**What is required**
Which lines in the data contain the word "mode"? Please copy each of them.

**Dataset entries**
┌──

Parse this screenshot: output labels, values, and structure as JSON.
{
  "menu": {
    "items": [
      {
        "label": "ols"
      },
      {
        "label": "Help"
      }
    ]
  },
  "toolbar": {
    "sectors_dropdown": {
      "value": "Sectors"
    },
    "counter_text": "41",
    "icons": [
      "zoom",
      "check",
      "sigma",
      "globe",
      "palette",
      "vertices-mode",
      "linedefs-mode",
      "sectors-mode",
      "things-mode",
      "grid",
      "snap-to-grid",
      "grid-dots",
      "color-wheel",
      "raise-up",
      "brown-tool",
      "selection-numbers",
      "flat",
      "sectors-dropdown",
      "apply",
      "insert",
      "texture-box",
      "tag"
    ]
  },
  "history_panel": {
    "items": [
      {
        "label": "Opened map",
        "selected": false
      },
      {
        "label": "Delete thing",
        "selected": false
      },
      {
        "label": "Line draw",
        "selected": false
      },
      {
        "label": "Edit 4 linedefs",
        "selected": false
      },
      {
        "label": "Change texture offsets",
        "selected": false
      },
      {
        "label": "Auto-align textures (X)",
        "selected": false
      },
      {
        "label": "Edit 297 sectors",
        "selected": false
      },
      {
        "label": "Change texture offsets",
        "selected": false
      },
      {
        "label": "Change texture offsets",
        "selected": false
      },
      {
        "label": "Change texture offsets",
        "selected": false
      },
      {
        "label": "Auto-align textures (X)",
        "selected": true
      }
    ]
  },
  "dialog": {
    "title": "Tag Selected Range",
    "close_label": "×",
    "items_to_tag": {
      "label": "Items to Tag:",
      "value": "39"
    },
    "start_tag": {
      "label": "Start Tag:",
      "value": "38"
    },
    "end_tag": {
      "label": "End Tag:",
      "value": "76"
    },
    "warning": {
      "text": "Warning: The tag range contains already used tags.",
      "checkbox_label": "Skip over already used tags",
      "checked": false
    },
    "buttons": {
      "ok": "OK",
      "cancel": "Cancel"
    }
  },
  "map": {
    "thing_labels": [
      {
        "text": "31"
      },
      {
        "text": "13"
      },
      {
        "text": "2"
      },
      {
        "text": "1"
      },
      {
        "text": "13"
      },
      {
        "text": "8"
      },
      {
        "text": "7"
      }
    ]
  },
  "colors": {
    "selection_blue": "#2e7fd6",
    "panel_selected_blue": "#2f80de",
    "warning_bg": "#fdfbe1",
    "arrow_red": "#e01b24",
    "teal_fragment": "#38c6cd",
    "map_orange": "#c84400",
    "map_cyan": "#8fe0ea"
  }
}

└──

**Solution below**
      "vertices-mode",
      "linedefs-mode",
      "sectors-mode",
      "things-mode",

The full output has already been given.